Since last year, 10 ethnic armed groups have reached tentative ceasefire agreements with the government, but clashes between the Burmese armed forces and the Kachin Independence Army in northern Burma continue more than a year after the two sides started fighting last June.
The WLB noted that with the exception of Zipporah Sein, the general secretary of the Karen National Union, there have been almost no women involved in any of these negotiations. So far, even Aung San Suu Kyi, the leader of Burma’s main opposition party, the National League for Democracy, has played no direct role in the peace process.
Without more inclusive talks, lasting peace will likely remain elusive, the group said.
“The government should move from peace talks to a political dialogue,” said Tin Tin Nyo, noting that Suu Kyi has said that a political dialogue should involve more than just two people.
Thein Sein was not the only target of the WLB’s appeal, however. The group said that its member organizations are also calling on their respective ethnic groups to broaden the peace process to include other participants.
The WLB said that collecting signatures from some of Burma’s most marginalized citizens was difficult but symbolically important. In refugee camps, for instance, the group was not permitted to organize its petition campaign, and many who were asked to sign were reluctant to do so because of their uncertainty about the peace process.
However, the group said it felt it was essential to bring many of those most severely affected by years of conflict into the discussion.
“We are very worried about the increased numbers of refugees in the Kachin war-torn areas as well as the recent thousands of refugees who were displaced due to communal violence in Arakan State,” said Moon Nay Li, coordinator of the Kachin Women’s Association of Thailand, one of the WLB’s member groups.
“The lack of the government action and rule of law makes the threat to refugees worse,” she added.

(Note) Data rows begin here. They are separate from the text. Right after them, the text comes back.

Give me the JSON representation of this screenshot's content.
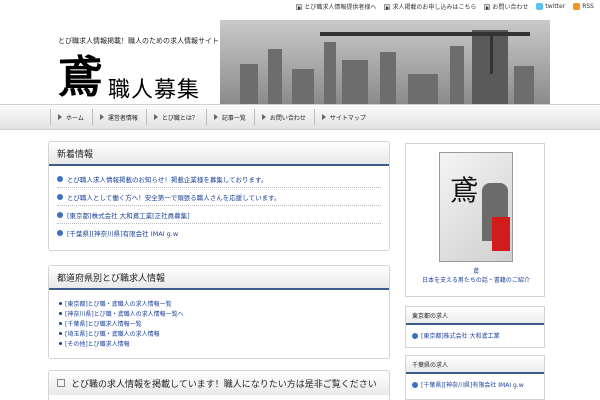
{
  "toplinks": [
    {
      "label": "とび職求人情報提供者様へ",
      "icon": "arrow-icon"
    },
    {
      "label": "求人掲載のお申し込みはこちら",
      "icon": "arrow-icon"
    },
    {
      "label": "お問い合わせ",
      "icon": "arrow-icon"
    },
    {
      "label": "twitter",
      "icon": "twitter-icon"
    },
    {
      "label": "RSS",
      "icon": "rss-icon"
    }
  ],
  "header": {
    "tagline": "とび職求人情報掲載！職人のための求人情報サイト",
    "logo_kanji": "鳶",
    "logo_text": "職人募集"
  },
  "nav": [
    "ホーム",
    "運営者情報",
    "とび職とは？",
    "記事一覧",
    "お問い合わせ",
    "サイトマップ"
  ],
  "news": {
    "title": "新着情報",
    "items": [
      "とび職人求人情報掲載のお知らせ！掲載企業様を募集しております。",
      "とび職人として働く方へ！安全第一で頑張る職人さんを応援しています。",
      "[東京都]株式会社 大和鳶工業[正社員募集]",
      "[千葉県][神奈川県]有限会社 IMAI g.w"
    ]
  },
  "categories": {
    "title": "都道府県別とび職求人情報",
    "items": [
      "[東京都]とび職・鳶職人の求人情報一覧",
      "[神奈川県]とび職・鳶職人の求人情報一覧へ",
      "[千葉県]とび職求人情報一覧",
      "[埼玉県]とび職・鳶職人の求人情報",
      "[その他]とび職求人情報"
    ]
  },
  "bottom_panel": {
    "title": "とび職の求人情報を掲載しています！職人になりたい方は是非ご覧ください"
  },
  "sidebar": {
    "book_kanji": "鳶",
    "book_link_mark": "鳶",
    "book_link": "日本を支える男たちの話・書籍のご紹介",
    "box1_title": "東京都の求人",
    "box1_item": "[東京都]株式会社 大和鳶工業",
    "box2_title": "千葉県の求人",
    "box2_item": "[千葉県][神奈川県]有限会社 IMAI g.w"
  },
  "colors": {
    "accent": "#3c5c8c",
    "link": "#1a3f99",
    "bullet": "#3a6fc4"
  }
}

The open letter calls on Thein Sein’s government, the Burmese army, pro-democracy group, ethnic armed groups and political alliances in exile to collaborate towards achieving “genuine and long-lasting peace and reconciliation” in Burma.